Diaz: When I was at my university, I realized that probably 70 percent of the people were from other parts of the country. It was a very good experience for me because I came to understand that even though most of us were Mexican, we all thought a little bit differently. We all approached problems from different angles. When I got to Qualcomm, I started noticing the experience repeated itself. People from different places and cultures using different thinking and procedures to attack a problem and get to a solution. I think that makes for a very powerful recipe.
OnQ: Do you participate in any of Qualcomm’s employee networks?
Diaz: I’ve been attending LatinQ meetings lately. I’d like to get more active, especially with newcomers to the company.
OnQ: What would you want newcomers, or people considering a job here, to know about Qualcomm?
Diaz: Actually, every time I talk to someone about this, I tell them the same things. One is that you’re going to work with very smart people, great people. Then, I talk about what my work life has been here. I’ve done so many different things, from system integrations to field testing to research in voice and video telephony to computer vision. I worked hard, and after paying my dues, I could pretty much decide what I wanted to do. That’s an opportunity you don’t get in many other places.
OnQ: Did you always know that you wanted to be an engineer?
Diaz: Pretty much. I was the kind of kid that waited for toys to break so I could take them apart and see what was inside. It got to the point that I couldn’t wait anymore. I just needed to take everything apart. There was a point in a high school where I realized it was going to be engineering for me.
OnQ: Who encouraged you? Have you had mentors?
Diaz: My dad was a strong influence, a very strong influence. He always told us that we could study anything, be anything. He just encouraged us to be one of the best. When my brother, sister, and I started expressing curiosity about a field, he’d find a way to introduce us to someone in that field and have us spend a few days with them. A friend of his who had an electronics workshop hosted me for a week.
OnQ: It sounds like you’ve always been on this path. But if you could give your younger self advice, what would it be?
Diaz: I consider myself lucky, because the message my father gave me was very clear: Do whatever you want, just be good at it. I think it goes back to that: Do what you enjoy; do what you want. That’s what I would say. My dad also encouraged me to further my education. These are the things I’ll tell my children. And if I could talk to my 20-something self, I’d encourage him not to go back to Dallas. I’d say go back to San Diego, to Qualcomm, as fast as you can.
OnQ: You knew you wanted to be here.
Diaz: Yes. It was the place to be. Very nice company. Very smart people. I remember one night early on when I was working here but not yet an employee. It was very late and I was running a test case, and this person came up to me and started asking me questions. He was very polite, very curious. So I answered the questions, and all the while I was thinking “Who is this person?” At that time, Qualcomm badges had your name and employee number.

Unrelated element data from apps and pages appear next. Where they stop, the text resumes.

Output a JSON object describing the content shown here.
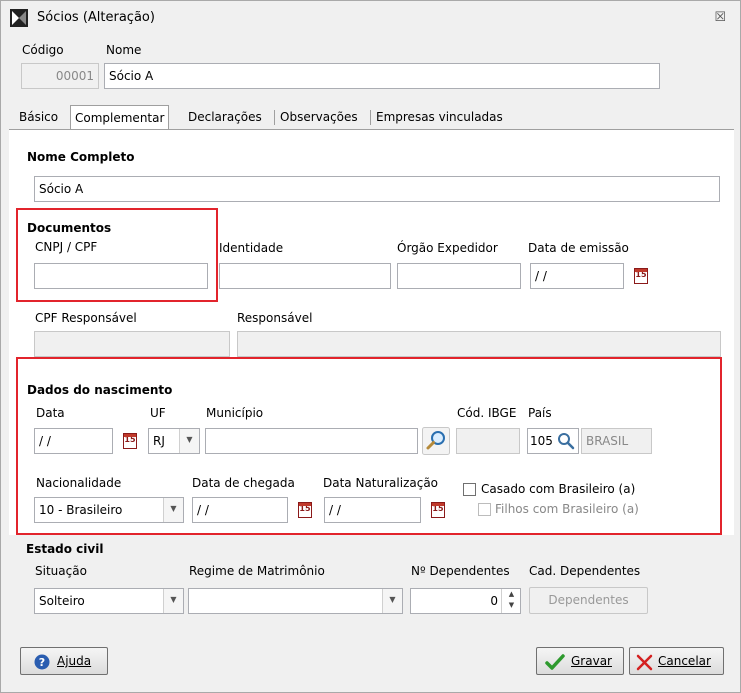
{
  "window": {
    "title": "Sócios (Alteração)",
    "close_glyph": "☒"
  },
  "header": {
    "codigo_label": "Código",
    "codigo_value": "00001",
    "nome_label": "Nome",
    "nome_value": "Sócio A"
  },
  "tabs": [
    {
      "label": "Básico"
    },
    {
      "label": "Complementar"
    },
    {
      "label": "Declarações"
    },
    {
      "label": "Observações"
    },
    {
      "label": "Empresas vinculadas"
    }
  ],
  "nome_completo": {
    "label": "Nome Completo",
    "value": "Sócio A"
  },
  "documentos": {
    "section_label": "Documentos",
    "cnpj_label": "CNPJ / CPF",
    "cnpj_value": "",
    "identidade_label": "Identidade",
    "identidade_value": "",
    "orgao_label": "Órgão Expedidor",
    "orgao_value": "",
    "data_emissao_label": "Data de emissão",
    "data_emissao_value": " / /",
    "cpf_resp_label": "CPF Responsável",
    "responsavel_label": "Responsável"
  },
  "nascimento": {
    "section_label": "Dados do nascimento",
    "data_label": "Data",
    "data_value": " / /",
    "uf_label": "UF",
    "uf_value": "RJ",
    "municipio_label": "Município",
    "municipio_value": "",
    "cod_ibge_label": "Cód. IBGE",
    "pais_label": "País",
    "pais_code": "105",
    "pais_name": "BRASIL",
    "nacionalidade_label": "Nacionalidade",
    "nacionalidade_value": "10 - Brasileiro",
    "data_chegada_label": "Data de chegada",
    "data_chegada_value": " / /",
    "data_nat_label": "Data Naturalização",
    "data_nat_value": " / /",
    "casado_label": "Casado com Brasileiro (a)",
    "filhos_label": "Filhos com Brasileiro (a)"
  },
  "estado_civil": {
    "section_label": "Estado civil",
    "situacao_label": "Situação",
    "situacao_value": "Solteiro",
    "regime_label": "Regime de Matrimônio",
    "regime_value": "",
    "dependentes_label": "Nº Dependentes",
    "dependentes_value": "0",
    "cad_dep_label": "Cad. Dependentes",
    "cad_dep_button": "Dependentes"
  },
  "footer": {
    "ajuda": "Ajuda",
    "gravar": "Gravar",
    "cancelar": "Cancelar"
  },
  "colors": {
    "highlight_box": "#e2242c",
    "ok_check": "#2e9a2e",
    "cancel_x": "#d42020",
    "help_icon": "#2a5db0"
  }
}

I looked for his, and when I spotted it, I saw that it said: Irwin Jacobs, 1.
OnQ: That’s a great story.
Diaz: He’s a great person. Very smart. I sat there thinking about how much I wanted to work for this guy.

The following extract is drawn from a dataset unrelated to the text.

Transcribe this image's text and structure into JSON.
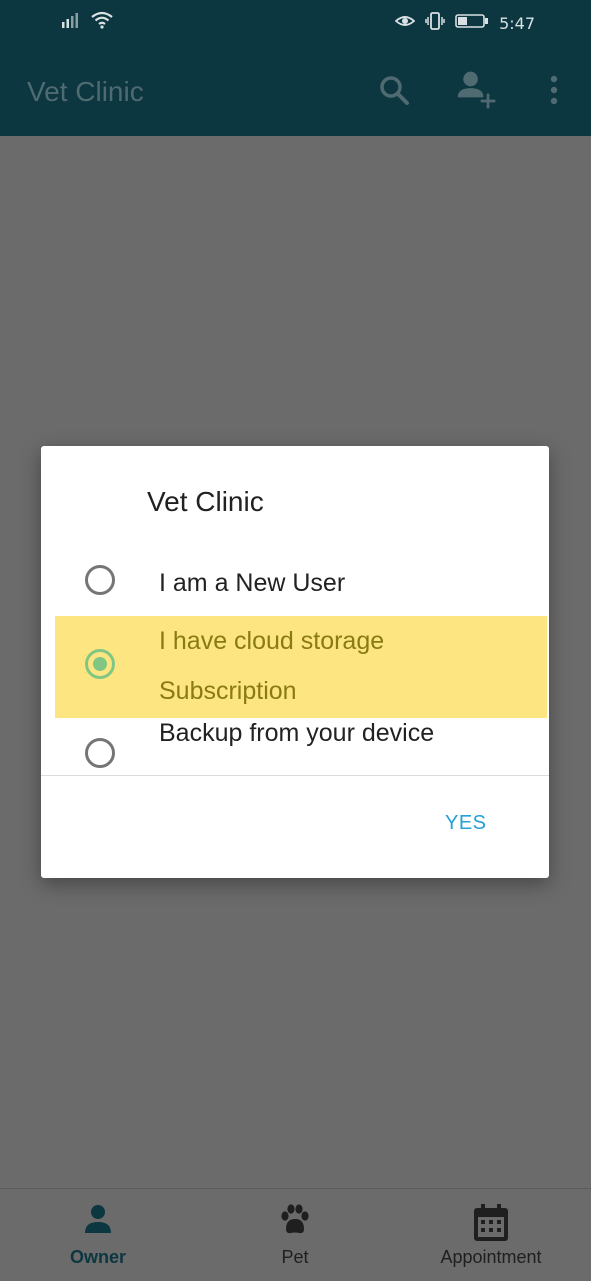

What’s your favorite thing about working at Qualcomm? Qualcomm is a great place, and I have the opportunity to interact and work with nice, smart people that challenge me.

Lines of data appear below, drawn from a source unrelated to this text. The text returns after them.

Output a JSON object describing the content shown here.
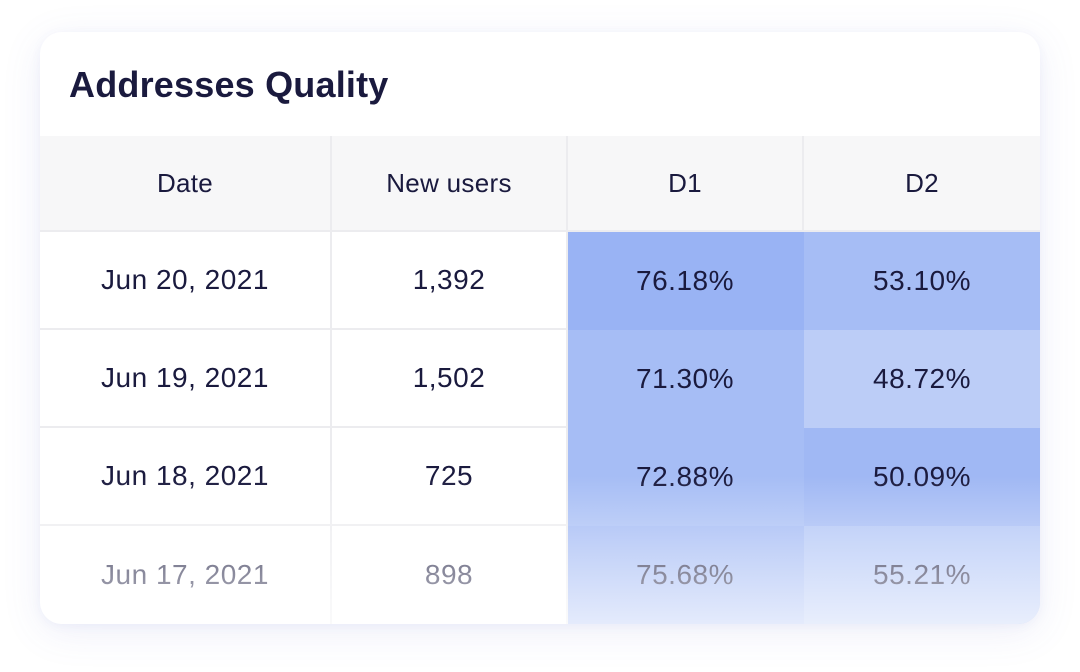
{
  "card": {
    "title": "Addresses Quality"
  },
  "table": {
    "columns": [
      "Date",
      "New users",
      "D1",
      "D2"
    ],
    "rows": [
      {
        "date": "Jun 20, 2021",
        "new_users": "1,392",
        "d1": "76.18%",
        "d2": "53.10%"
      },
      {
        "date": "Jun 19, 2021",
        "new_users": "1,502",
        "d1": "71.30%",
        "d2": "48.72%"
      },
      {
        "date": "Jun 18, 2021",
        "new_users": "725",
        "d1": "72.88%",
        "d2": "50.09%"
      },
      {
        "date": "Jun 17, 2021",
        "new_users": "898",
        "d1": "75.68%",
        "d2": "55.21%"
      }
    ]
  },
  "colors": {
    "title_text": "#1a1a3e",
    "header_bg": "#f7f7f8",
    "heat_strong": "#99b3f4",
    "heat_medium": "#a6bdf5",
    "heat_light": "#bccdf7"
  }
}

What one word best describes you? Patient. At least that’s what people tell me.
What book is on your nightstand? Ready Player One by Ernest Cline
Describe it in one sentence. VR takes over the world.
Favorite place? After 20 years here, I think of San Diego as my home. So, San Diego, Torrey Pines specifically.
What’s the one thing you can’t live without? Family
If you weren’t a vice president of engineering for Qualcomm, what would you be doing? I’d be a fish farmer. If not that, a professor. I’ve thought about that a lot. I think the Latino community, all young people really, need strong examples to follow, and I’d like to be that.